Social mobility, to me, isn’t just an empty phrase. It’s something that has defined my life.
I grew up in Wester Hailes, just south-west of Edinburgh. It’s an area that has proud roots in industry, and of course in football – die hard supporters of our beloved hearts.
I grew up in a family that worked as coopers and slaughtermen. I still remember clearly my uncle arriving home from work with the smell of whisky emanating from his overalls – there’s no wonder I can’t touch the stuff to this day.
I never really knew my dad. I was only nine when he passed away suddenly. He was the same age when he died as I am today. My mum was younger and she was left with us two boys to look after. I’ve never really appreciated what it must have been like for her back then. Two boys, nine and 13 years old, trying to make sense of it all as she just got on with it.
My mum knew that hard work was the only way to survive – Woolworths as a cleaner, The Busy Bee Bar as a cook, Ladbrokes as a cashier.
I’ve followed that determination and what my mum had to do – working all hours, patching things together, finding a way through, grabbing opportunities when she could, making her own luck and having an attitude that no-one could tell me I couldn’t achieve something. She was written off through no fault of her own. It was only through her hard work that I was able to go to university.
It would have been an easy option to leave school and earn money. But I didn’t. I stayed on through education and made it to university, and this was only made possible by a combination of what mum did and me having a part-time job from the age of 13.
Life was at times tough. It was tough for all of us, for many of my friends and those around our local communities. But this isn’t just my story. I am sure this is the story of countless others who face barriers throughout growing up – often when they’re too young to understand the barriers are even there.
For me, setting out to boost social mobility is about removing as many of the barriers as we can. Indeed, many people are dealt many difficult cards. But how can we as a society seek to level out the playing field of opportunity.
I think this is about giving people a hand up, making them realise the opportunities that are out there, and arming them with the right inspiration, information and resources to get to where they want to be.
While government support and the welfare state is absolutely crucial, and an area where more has to be done, there is also a great responsibility for businesses to step up and to be doing more to fill this social mobility gap.
In short, businesses across the country, large, medium and small, need to be doing their bit in local communities and indeed across the enstire United Kingdom.
This is why I am proud to be working with the Social Mobility Pledge, which has signed up 200 businesses representing over 2 million employees, to honour three commitments that are crucial to social mobility at different life stages – from partnerships with schools and colleges; offering meaningful work experience and internships; to making recruitment practices fairer.
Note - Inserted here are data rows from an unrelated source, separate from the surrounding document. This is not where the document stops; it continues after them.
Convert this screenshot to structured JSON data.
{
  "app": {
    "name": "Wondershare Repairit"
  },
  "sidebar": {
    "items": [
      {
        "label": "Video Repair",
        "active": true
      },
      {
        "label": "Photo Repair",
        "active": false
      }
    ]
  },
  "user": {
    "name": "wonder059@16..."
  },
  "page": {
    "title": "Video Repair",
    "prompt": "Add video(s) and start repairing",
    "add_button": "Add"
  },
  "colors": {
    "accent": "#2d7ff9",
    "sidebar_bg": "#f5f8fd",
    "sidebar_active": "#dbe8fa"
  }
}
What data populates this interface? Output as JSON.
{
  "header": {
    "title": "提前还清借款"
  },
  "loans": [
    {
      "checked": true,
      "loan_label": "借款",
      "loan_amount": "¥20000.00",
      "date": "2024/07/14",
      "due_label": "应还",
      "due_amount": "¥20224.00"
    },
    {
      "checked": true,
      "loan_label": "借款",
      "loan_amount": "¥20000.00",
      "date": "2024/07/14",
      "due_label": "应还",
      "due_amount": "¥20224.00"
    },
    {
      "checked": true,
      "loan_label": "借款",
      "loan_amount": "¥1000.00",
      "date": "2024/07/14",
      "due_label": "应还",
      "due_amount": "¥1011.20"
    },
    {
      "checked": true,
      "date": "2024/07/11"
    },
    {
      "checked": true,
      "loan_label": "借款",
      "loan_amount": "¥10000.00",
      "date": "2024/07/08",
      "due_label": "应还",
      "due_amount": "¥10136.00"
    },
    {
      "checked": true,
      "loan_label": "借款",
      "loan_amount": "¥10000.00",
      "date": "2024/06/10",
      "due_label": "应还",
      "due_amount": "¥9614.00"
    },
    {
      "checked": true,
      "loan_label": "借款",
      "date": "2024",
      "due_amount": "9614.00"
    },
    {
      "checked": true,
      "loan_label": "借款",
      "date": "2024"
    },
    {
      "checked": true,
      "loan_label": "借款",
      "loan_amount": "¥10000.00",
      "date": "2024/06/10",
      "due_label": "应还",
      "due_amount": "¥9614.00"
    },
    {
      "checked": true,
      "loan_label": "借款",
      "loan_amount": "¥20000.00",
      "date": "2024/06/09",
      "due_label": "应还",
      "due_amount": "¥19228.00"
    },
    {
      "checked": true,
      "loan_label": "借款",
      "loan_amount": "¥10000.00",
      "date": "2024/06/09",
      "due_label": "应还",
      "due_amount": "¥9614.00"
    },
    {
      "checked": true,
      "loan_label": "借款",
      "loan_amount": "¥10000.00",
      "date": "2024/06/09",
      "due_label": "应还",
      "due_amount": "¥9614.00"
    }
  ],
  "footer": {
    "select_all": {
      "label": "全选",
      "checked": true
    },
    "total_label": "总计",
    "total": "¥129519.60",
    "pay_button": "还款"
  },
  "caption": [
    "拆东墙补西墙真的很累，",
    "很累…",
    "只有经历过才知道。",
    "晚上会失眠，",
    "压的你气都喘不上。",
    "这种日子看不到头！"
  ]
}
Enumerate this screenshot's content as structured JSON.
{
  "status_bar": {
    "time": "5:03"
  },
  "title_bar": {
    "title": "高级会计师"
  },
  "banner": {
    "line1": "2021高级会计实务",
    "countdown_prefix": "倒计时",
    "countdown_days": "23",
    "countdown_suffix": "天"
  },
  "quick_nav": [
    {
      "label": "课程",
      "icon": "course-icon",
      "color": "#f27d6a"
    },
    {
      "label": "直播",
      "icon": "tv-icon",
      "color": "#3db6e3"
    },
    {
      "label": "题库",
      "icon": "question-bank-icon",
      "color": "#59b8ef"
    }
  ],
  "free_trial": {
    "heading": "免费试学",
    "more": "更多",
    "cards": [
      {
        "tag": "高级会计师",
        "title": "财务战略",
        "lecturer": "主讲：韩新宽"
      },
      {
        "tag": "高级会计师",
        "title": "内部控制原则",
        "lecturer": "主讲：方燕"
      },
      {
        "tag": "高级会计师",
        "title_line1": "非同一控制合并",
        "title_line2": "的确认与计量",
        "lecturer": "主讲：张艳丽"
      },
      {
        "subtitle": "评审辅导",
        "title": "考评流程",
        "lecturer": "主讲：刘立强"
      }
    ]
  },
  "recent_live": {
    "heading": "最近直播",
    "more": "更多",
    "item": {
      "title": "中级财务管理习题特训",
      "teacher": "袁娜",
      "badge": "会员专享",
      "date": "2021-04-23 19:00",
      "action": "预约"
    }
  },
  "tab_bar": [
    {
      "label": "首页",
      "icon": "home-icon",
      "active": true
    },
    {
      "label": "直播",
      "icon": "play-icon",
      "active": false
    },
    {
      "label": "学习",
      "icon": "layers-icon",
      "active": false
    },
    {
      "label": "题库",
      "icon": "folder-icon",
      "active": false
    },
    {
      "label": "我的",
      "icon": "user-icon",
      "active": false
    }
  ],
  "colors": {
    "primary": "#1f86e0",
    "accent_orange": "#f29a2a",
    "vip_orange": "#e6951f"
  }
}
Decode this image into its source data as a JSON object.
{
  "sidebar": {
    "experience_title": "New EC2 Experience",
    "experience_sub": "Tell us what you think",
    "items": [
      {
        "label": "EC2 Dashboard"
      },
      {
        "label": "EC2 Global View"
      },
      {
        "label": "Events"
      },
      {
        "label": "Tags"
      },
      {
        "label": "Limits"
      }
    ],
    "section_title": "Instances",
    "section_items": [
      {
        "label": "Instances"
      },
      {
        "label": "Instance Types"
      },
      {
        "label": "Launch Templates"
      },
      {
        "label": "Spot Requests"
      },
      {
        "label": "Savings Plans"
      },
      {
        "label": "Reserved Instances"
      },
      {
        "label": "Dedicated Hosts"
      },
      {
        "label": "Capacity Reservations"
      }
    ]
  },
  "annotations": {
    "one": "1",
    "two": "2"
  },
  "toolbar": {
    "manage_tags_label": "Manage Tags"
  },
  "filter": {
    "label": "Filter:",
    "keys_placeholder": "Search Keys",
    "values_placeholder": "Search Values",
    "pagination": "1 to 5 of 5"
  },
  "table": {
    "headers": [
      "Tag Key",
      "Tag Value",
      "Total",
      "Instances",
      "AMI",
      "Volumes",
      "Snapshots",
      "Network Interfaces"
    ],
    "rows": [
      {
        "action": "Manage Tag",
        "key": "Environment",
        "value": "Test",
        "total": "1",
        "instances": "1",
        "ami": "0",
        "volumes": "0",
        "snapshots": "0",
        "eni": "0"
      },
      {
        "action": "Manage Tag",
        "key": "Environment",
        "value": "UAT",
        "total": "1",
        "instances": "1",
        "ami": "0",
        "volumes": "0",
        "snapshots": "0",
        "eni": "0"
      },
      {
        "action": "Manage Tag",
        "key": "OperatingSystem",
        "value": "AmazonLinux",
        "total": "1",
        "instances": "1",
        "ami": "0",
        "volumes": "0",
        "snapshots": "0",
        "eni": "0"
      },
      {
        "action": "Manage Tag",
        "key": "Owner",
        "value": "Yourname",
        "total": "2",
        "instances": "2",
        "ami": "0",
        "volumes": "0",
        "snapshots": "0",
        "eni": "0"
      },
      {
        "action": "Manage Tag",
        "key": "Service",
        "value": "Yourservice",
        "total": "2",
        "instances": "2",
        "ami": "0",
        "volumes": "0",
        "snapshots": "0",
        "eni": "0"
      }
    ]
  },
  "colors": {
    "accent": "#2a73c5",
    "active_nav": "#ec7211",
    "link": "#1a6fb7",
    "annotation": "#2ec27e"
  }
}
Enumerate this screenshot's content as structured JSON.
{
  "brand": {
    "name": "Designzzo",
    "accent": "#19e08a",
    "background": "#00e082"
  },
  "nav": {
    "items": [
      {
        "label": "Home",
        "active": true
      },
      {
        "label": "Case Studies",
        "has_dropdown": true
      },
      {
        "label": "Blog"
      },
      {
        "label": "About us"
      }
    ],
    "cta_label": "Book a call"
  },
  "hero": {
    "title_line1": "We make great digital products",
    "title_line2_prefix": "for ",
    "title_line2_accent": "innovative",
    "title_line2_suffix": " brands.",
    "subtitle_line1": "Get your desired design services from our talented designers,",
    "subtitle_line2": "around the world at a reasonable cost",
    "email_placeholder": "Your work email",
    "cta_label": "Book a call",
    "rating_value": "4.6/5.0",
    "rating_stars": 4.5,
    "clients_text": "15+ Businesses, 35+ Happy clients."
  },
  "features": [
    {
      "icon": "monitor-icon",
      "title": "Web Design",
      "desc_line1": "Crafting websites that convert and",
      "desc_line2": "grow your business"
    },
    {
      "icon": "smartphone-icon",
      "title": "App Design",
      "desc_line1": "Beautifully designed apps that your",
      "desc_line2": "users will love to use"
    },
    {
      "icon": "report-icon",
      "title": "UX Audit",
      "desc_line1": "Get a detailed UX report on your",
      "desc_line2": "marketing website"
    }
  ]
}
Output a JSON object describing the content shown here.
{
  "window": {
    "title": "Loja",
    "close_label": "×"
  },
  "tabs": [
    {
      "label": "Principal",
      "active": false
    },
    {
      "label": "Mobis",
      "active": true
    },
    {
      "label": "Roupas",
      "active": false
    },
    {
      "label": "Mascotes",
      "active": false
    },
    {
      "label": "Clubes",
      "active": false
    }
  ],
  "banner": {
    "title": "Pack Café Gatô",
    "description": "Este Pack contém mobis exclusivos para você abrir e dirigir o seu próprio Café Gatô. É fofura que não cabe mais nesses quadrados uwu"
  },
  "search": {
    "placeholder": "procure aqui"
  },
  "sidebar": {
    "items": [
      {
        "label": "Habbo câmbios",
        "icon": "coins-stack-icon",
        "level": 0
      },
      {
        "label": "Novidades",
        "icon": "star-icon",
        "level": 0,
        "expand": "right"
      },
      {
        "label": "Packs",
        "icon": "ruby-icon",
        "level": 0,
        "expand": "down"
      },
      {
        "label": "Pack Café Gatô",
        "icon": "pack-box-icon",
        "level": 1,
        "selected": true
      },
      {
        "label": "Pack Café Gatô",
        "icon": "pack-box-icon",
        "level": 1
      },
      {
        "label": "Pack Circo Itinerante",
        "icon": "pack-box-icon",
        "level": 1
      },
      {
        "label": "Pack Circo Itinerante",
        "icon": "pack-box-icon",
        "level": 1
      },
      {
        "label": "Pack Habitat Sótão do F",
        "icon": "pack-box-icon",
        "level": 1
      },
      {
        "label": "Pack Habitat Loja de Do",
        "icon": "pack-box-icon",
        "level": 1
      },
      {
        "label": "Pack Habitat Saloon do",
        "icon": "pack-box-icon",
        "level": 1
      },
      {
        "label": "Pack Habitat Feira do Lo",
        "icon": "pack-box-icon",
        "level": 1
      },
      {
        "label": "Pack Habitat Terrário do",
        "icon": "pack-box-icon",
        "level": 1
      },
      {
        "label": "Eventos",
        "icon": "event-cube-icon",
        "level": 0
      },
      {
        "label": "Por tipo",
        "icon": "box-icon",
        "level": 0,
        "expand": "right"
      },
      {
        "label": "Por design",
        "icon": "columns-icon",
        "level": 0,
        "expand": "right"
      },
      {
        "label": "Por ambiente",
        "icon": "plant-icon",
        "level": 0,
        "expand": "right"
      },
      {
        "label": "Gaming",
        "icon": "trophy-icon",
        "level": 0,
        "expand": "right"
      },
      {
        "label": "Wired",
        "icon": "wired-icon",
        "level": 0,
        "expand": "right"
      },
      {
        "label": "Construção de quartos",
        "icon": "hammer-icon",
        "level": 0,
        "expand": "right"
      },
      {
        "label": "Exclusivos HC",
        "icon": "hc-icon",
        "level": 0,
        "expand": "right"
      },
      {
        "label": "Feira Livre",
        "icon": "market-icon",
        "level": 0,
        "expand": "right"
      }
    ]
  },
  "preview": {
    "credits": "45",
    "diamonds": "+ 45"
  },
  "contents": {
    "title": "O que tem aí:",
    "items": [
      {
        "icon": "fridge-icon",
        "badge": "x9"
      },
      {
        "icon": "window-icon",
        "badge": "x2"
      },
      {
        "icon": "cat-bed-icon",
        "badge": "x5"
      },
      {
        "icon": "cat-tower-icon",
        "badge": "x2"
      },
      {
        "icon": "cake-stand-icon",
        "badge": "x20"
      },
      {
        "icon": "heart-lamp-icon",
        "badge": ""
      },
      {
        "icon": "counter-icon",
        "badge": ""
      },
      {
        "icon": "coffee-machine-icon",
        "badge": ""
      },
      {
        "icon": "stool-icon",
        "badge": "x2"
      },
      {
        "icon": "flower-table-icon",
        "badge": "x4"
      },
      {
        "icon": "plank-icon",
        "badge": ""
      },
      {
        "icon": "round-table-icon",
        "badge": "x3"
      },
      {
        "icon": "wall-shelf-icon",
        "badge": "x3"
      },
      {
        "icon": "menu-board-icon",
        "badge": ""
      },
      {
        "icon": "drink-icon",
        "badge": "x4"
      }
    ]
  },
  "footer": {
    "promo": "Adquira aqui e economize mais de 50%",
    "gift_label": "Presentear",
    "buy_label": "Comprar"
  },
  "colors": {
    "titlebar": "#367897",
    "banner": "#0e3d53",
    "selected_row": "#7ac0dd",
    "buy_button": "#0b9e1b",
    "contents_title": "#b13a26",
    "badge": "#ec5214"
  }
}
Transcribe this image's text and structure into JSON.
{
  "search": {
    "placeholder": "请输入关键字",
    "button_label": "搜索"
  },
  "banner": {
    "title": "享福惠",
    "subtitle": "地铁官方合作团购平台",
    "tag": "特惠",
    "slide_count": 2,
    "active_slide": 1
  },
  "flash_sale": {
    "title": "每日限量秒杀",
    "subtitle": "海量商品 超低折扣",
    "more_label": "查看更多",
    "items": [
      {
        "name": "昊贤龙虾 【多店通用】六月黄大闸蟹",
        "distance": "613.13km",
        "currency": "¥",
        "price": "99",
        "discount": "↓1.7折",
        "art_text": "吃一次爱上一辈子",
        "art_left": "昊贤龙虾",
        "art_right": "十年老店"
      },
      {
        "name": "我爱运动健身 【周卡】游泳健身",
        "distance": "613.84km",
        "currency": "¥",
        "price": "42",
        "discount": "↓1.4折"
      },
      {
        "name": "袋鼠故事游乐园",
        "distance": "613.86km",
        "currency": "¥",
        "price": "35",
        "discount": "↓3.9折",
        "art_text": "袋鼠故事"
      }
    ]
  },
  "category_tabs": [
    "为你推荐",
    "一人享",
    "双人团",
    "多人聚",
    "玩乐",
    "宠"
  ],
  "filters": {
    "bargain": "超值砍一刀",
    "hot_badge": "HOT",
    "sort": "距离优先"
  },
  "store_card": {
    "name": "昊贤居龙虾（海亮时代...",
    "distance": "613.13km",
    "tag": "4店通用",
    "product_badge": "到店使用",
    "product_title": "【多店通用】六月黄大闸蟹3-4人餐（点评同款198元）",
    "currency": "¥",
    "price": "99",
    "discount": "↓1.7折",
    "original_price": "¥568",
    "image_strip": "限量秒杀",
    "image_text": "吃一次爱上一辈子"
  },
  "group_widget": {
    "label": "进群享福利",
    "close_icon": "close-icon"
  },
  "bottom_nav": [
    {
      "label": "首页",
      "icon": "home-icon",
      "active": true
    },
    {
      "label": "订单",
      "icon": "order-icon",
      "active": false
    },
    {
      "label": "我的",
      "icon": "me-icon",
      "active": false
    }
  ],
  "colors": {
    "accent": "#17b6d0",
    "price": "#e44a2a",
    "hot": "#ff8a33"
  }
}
In the months ahead I will be visiting local schools, colleges and businesses to hear views on the barriers people feel are standing in the way of where they are now and where they want to be.
I am doing this because I know that hard working and talented people are everywhere across Edinburgh, but opportunity needs to be there too.